Faulty or tricky GPS directions have been blamed for multiple wrecks involving semi trucks in Middle Tennessee.
Before firefighters in Columbia respond to a call, they check and double check their directions.
Much like big rigs their trucks may not fit on every road or under every overpass. One trucker found out the hard way Monday, some roads are not meant to be driven on.
"Wasn't going to make that turn, not at all," Columbia Assistant Fire Chief Ty Cobb explained.
A tanker hauling 4,500 gallons of motor oil overturned on Ridgetop Road near Hampshire after attempting to navigate a sharp curve.
Emergency crews spent 12 hours cleaning up the wreck. The driver is ok, he told officials his GPS routed him the wrong way. "Took his GPS for granted, kind of got distracted and went down the wrong route in some unfamiliar territory on a county back road," Cobb said.
The same thing happened in March in Wilson County. The driver of semi truck transporting 420 beehives overturned on Posey Hill Road. That driver too, said GPS routed him the wrong way.
"The GPS helps out quite a bit, you can't trust them but they're a real good tool," trucker, James Wilson said.
Wilson has been on the road for 22 years. He knows first hand how GPS can get truckers in some trouble. "If you don't watch it they'll try to run you down a road, they'll get you there and they might run you through some cow trails," Wilson laughed.
Wilson relies on several sets of instructions to get him to where he needs to be, "I call for directions and then the company I work for, when they give you a trip they include the directions, and I set my GPS up and I go by it too.
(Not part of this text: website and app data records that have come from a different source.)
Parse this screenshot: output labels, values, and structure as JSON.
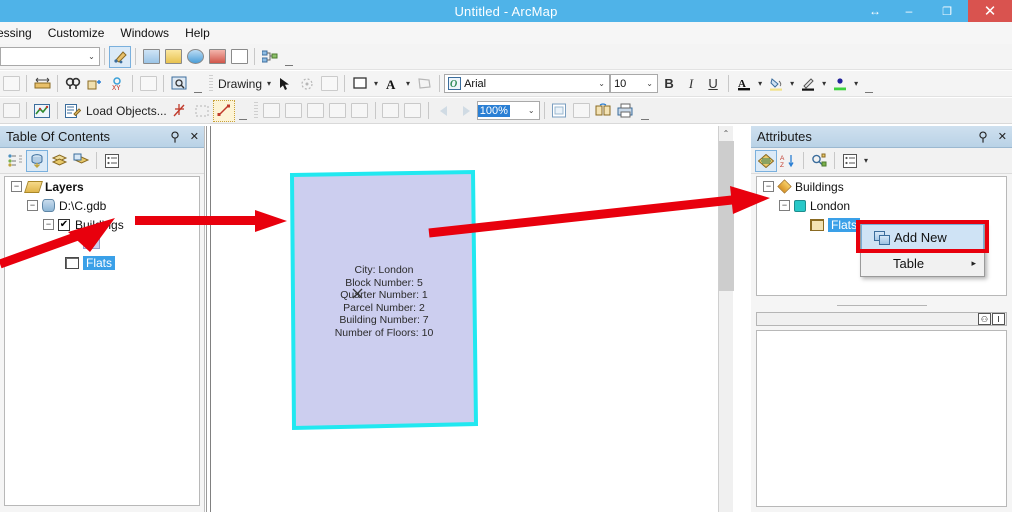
{
  "window": {
    "title": "Untitled - ArcMap",
    "buttons": {
      "resize": "↔",
      "minimize": "–",
      "restore": "❐",
      "close": "✕"
    }
  },
  "menubar": {
    "items": [
      {
        "label": "essing"
      },
      {
        "label": "Customize"
      },
      {
        "label": "Windows"
      },
      {
        "label": "Help"
      }
    ]
  },
  "toolbars": {
    "row1": {
      "layer_combo_value": "",
      "caret": "⌄",
      "icons": [
        "edit-tool-icon",
        "table-window-icon",
        "catalog-icon",
        "search-globe-icon",
        "toolbox-icon",
        "python-window-icon",
        "model-builder-icon"
      ],
      "overflow": "≡"
    },
    "row2": {
      "icons": [
        "measure-icon",
        "find-icon",
        "hyperlink-icon",
        "go-to-xy-icon",
        "time-slider-icon",
        "viewer-window-icon"
      ],
      "drawing_label": "Drawing",
      "drawing_caret": "▾",
      "select_icon": "select-arrow-icon",
      "rotate_icon": "rotate-icon",
      "order_icon": "arrange-icon",
      "fill_icon": "fill-color-icon",
      "text_icon": "text-color-icon",
      "font_name": "Arial",
      "font_size": "10",
      "bold": "B",
      "italic": "I",
      "underline": "U",
      "font_color_icon": "font-color-icon",
      "fill_color_icon": "fill-color-swatch-icon",
      "line_color_icon": "line-color-icon",
      "marker_color_icon": "marker-color-icon"
    },
    "row3": {
      "editor_icon": "editor-icon",
      "attributes_icon": "attributes-icon",
      "load_objects_label": "Load Objects...",
      "sketch_icon": "sketch-tool-icon",
      "trace_icon": "trace-icon",
      "edit_vertices_icon": "edit-vertices-icon",
      "nav_icons": [
        "zoom-in-icon",
        "zoom-out-icon",
        "pan-icon",
        "full-extent-icon",
        "fixed-zoom-icon",
        "zoom-layer-icon",
        "zoom-selection-icon",
        "back-extent-icon",
        "forward-extent-icon"
      ],
      "zoom_value": "100%",
      "zoom_caret": "⌄",
      "page_icons": [
        "page-layout-icon",
        "data-frame-icon",
        "refresh-icon",
        "print-preview-icon"
      ]
    }
  },
  "toc": {
    "title": "Table Of Contents",
    "pin": "⚓",
    "close": "✕",
    "toolbar_icons": [
      "list-by-drawing-order-icon",
      "list-by-source-icon",
      "list-by-visibility-icon",
      "list-by-selection-icon",
      "options-icon"
    ],
    "tree": [
      {
        "label": "Layers",
        "expander": "−",
        "icon": "layers-icon",
        "bold": true
      },
      {
        "label": "D:\\C.gdb",
        "expander": "−",
        "icon": "geodatabase-icon"
      },
      {
        "label": "Buildings",
        "expander": "−",
        "icon": "checkbox",
        "checked": "✔"
      },
      {
        "label": "",
        "icon": "symbol-swatch"
      },
      {
        "label": "Flats",
        "icon": "table-icon",
        "selected": true
      }
    ]
  },
  "map": {
    "feature_labels": [
      "City: London",
      "Block Number: 5",
      "Quarter Number: 1",
      "Parcel Number: 2",
      "Building Number: 7",
      "Number of Floors: 10"
    ],
    "polygon_fill": "#ccceef",
    "polygon_outline": "#21e8f0",
    "scroll_up_arrow": "⌃"
  },
  "attributes": {
    "title": "Attributes",
    "pin": "⚓",
    "close": "✕",
    "toolbar_icons": [
      "show-attributes-icon",
      "sort-az-icon",
      "highlight-feature-icon",
      "options-list-icon",
      "options-caret-icon"
    ],
    "tree": [
      {
        "label": "Buildings",
        "expander": "−",
        "icon": "feature-class-icon"
      },
      {
        "label": "London",
        "expander": "−",
        "icon": "feature-icon"
      },
      {
        "label": "Flats",
        "icon": "related-table-icon",
        "selected": true
      }
    ],
    "grid_icons": [
      "person-icon",
      "insert-icon"
    ]
  },
  "context_menu": {
    "items": [
      {
        "label": "Add New",
        "icon": "add-new-icon",
        "highlighted": true
      },
      {
        "label": "Table",
        "submenu_arrow": "▸",
        "highlighted": false
      }
    ]
  },
  "annotations": {
    "arrow_color": "#e8000d",
    "highlight_box_color": "#e8000d",
    "arrows": [
      {
        "name": "arrow-to-buildings-expander"
      },
      {
        "name": "arrow-from-toc-to-map"
      },
      {
        "name": "arrow-from-map-to-attributes"
      }
    ]
  }
}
So I use three different things."
Officials said GPS is a very helpful tool, but it shouldn't be the only one you use. "I think we rely on it a lot but again don't forget the basics," said Cobb.